A great shame. The National Conservation Centre has hosted many excellent exhibitions, mainly photography ones which would otherwise have struggled to find a venue as well as the recent Art Merseywide art exhibition (which closes on Sunday 12 Dec). Good news that Sudley House and the Piermaster’s House are saved, at least for now.
Public Access to Conservation Centre to Close
Government cuts mean venue shuts its doors to the public
Liverpool’s National Conservation Centre will close to visitors as a result of government cuts. The city centre venue will close on Friday 17 December at 5pm.
National Museums Liverpool, which is funded by central government, received a 15% cut to its budget in October. This was on top of a 3.5% earlier this year. Managers have been working to maintain its world class venues and safeguard jobs as much as possible.
After reviewing costs of managing all our buildings, it is no longer possible to afford to keep the National Conservation Centre open as a visitor attraction.
Several staff at the venue are likely to be affected. Managers are working with those people to identify any alternative opportunities within the organisation.
Since opening in 1996, the Whitechapel venue has served a dual role – as a visitor venue and as a place for museum staff to carefully conserve and restore objects. Behind-the-scenes conservation work will continue and will not be affected by the closure of the visitor part of the building, which occupies only 10% of the space.
In better news, the threatened Sudley House and Piermaster’s House at the Albert Dock, will remain open.

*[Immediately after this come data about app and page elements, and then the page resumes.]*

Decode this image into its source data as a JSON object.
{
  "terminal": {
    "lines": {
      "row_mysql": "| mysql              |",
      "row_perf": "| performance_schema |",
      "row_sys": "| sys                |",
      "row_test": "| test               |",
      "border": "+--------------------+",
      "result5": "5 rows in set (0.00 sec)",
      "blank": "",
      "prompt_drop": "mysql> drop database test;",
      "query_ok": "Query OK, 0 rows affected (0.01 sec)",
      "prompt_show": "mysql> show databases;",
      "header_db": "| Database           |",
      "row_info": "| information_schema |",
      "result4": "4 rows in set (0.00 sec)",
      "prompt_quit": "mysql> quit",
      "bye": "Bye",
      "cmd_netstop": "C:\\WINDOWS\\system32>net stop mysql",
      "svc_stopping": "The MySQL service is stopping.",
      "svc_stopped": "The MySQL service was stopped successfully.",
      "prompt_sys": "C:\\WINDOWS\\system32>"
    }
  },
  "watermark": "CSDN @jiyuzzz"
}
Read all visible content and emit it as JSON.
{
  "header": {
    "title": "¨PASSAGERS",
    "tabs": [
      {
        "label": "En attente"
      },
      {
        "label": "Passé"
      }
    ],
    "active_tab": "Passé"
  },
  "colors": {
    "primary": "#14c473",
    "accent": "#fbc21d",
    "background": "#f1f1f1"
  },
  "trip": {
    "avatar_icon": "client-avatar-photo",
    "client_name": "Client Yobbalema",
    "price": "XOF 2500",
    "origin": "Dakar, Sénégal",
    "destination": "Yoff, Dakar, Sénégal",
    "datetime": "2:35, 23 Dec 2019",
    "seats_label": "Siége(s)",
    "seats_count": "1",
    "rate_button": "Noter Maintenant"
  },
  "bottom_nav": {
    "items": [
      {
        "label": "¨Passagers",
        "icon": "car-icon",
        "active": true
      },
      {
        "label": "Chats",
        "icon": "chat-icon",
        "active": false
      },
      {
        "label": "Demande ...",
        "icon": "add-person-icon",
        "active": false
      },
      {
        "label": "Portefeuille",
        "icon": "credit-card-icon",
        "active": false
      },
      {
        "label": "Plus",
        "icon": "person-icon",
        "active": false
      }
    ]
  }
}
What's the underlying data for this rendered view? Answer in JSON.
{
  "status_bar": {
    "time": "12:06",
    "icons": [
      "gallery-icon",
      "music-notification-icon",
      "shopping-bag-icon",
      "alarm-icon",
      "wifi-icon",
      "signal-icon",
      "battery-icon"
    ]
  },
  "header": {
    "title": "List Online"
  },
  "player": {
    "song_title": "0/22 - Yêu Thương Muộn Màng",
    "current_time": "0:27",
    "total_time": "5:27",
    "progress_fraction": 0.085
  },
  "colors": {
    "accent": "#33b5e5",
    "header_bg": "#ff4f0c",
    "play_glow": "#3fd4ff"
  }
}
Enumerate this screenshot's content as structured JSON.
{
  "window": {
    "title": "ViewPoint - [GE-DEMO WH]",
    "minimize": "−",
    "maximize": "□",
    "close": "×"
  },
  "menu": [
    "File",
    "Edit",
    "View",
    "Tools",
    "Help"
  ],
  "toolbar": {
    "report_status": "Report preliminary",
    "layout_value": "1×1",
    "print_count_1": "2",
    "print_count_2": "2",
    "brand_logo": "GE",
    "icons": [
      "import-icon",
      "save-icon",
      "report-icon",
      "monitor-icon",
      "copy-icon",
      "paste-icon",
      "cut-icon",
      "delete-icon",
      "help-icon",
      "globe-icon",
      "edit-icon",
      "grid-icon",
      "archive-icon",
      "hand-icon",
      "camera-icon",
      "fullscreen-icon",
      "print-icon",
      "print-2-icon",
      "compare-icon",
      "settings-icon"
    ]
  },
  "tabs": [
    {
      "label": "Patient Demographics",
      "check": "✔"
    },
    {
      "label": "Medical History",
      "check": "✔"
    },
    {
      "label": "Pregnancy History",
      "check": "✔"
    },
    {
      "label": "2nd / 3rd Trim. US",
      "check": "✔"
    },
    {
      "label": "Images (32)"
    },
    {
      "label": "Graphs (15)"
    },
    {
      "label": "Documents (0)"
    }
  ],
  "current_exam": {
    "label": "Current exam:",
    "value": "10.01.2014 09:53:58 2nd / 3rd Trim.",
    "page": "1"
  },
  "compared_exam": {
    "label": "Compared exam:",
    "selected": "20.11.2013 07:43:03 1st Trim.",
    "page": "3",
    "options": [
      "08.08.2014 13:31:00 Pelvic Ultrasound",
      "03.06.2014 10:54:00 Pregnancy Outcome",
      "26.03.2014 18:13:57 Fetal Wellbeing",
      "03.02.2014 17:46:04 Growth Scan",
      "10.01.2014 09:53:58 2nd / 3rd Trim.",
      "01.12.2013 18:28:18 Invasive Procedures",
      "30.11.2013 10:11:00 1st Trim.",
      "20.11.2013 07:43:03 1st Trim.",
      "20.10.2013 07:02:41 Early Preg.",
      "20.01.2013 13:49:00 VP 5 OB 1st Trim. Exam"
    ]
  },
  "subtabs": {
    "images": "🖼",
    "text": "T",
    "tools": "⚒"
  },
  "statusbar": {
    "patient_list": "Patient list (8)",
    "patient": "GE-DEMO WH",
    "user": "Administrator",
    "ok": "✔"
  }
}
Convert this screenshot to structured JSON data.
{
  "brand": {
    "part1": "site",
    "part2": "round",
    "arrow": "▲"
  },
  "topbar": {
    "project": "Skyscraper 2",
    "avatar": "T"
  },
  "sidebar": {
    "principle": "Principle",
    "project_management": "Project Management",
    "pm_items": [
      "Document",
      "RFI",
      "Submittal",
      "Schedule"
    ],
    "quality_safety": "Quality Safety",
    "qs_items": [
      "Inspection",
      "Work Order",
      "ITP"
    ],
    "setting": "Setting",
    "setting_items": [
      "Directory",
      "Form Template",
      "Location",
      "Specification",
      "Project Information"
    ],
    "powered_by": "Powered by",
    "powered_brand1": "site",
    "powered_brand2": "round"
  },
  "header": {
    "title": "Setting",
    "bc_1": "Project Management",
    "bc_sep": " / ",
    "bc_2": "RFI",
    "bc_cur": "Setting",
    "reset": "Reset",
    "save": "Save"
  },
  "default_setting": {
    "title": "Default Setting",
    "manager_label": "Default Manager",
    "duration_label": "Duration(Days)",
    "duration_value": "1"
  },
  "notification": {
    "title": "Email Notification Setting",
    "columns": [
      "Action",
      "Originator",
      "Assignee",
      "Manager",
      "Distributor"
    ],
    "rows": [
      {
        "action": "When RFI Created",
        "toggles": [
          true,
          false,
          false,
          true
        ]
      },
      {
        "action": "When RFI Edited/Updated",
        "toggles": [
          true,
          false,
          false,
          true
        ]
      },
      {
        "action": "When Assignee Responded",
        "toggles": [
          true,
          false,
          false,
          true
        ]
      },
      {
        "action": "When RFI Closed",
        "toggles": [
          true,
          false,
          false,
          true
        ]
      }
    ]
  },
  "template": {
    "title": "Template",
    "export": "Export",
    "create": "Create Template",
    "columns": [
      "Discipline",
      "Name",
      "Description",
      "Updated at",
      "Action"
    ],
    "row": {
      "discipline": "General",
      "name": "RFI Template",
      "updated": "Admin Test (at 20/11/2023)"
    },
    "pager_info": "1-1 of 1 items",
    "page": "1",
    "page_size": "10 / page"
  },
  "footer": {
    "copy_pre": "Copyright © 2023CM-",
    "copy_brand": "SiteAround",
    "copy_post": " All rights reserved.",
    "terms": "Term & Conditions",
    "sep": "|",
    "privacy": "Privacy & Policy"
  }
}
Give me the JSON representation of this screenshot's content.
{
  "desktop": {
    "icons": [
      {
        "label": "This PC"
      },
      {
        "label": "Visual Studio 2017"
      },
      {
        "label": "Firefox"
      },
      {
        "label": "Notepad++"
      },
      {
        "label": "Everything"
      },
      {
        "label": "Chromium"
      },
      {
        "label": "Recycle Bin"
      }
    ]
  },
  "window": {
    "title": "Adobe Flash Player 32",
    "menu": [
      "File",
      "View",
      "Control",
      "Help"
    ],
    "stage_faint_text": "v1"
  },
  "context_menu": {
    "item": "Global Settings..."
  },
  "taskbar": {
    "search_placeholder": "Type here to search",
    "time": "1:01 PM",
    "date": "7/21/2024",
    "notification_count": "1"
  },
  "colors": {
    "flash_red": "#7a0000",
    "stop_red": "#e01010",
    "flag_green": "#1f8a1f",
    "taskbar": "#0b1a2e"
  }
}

Dr David Fleming, Director, National Museums Liverpool, said: “We bitterly regret having to close one of our venues to visitors but this is the harsh reality of government cuts. If you cut public spending there is pain for the public.
“The National Conservation Centre was a very popular venue that staged many fantastic photographic exhibitions and other events over the last 14 years.
“We said that a 15% reduction in our funding would have grave implications for us being able to maintain our world class museums and galleries. We are now seeing the impact in terms of a venue closure, following the loss of a number of posts through a voluntary severance scheme.
“We have been scrutinising every aspect of National Museums Liverpool to make savings and we cannot avoid making decisions like this.
“Despite budget cuts, all our venues will remain free entry so as many people as possible can enjoy the wonderful things we have to offer and we are determined to ride out the funding storm. This is a major reason for keeping open Sudley House and Piermaster’s House.”
‘Reveal – the hidden stories of objects’ – the permanent display at the National Conservation Centre, is to be retained and moved to World Museum for visitors still to enjoy.
This week National Museums Liverpool offered a second voluntary redundancy scheme to staff. A similar scheme over summer saw 20 staff leave. National Museums Liverpool continues to work with unions and staff to manage the impact of cuts.
Dr Fleming added: “The priority is to maintain world class venues for the public and to keep the talented people who run them. The real worry for us is that we fear further government funding cuts in future years. We are taking steps now to make sure National Museums Liverpool survives and thrives in the long term.”
Professor Phil Redmond, Chairman National Museums Liverpool, said: “While this action is regrettable the Board of Trustees endorsed what is a pragmatic solution to a very difficult problem: how do we maintain the best offer we possibly can with reduced resources?
“The National Conservation Centre’s conservation department itself is not in danger and neither is the Museum of Liverpool, but to safeguard these projects we have to make harsh choices elsewhere.”
Many other National Museums Liverpool activities have been cancelled due to cuts, as well as developments due to be funded by outside agencies. The Find Your Talent programme, which involved thousands of young people from disadvantaged backgrounds getting access to culture, was axed in June. Plans for a new Titanic gallery at Merseyside Maritime Museum are being scaled down, owing to cuts to funding agencies. Proposals to redevelop Canning Dock were also abandoned after the announcement that the North West Regional Development Agency was to be abolished.
The cuts do not impact on the opening of the new £72m Museum of Liverpool which is set to open this summer, but its budget for special exhibitions has been reduced significantly.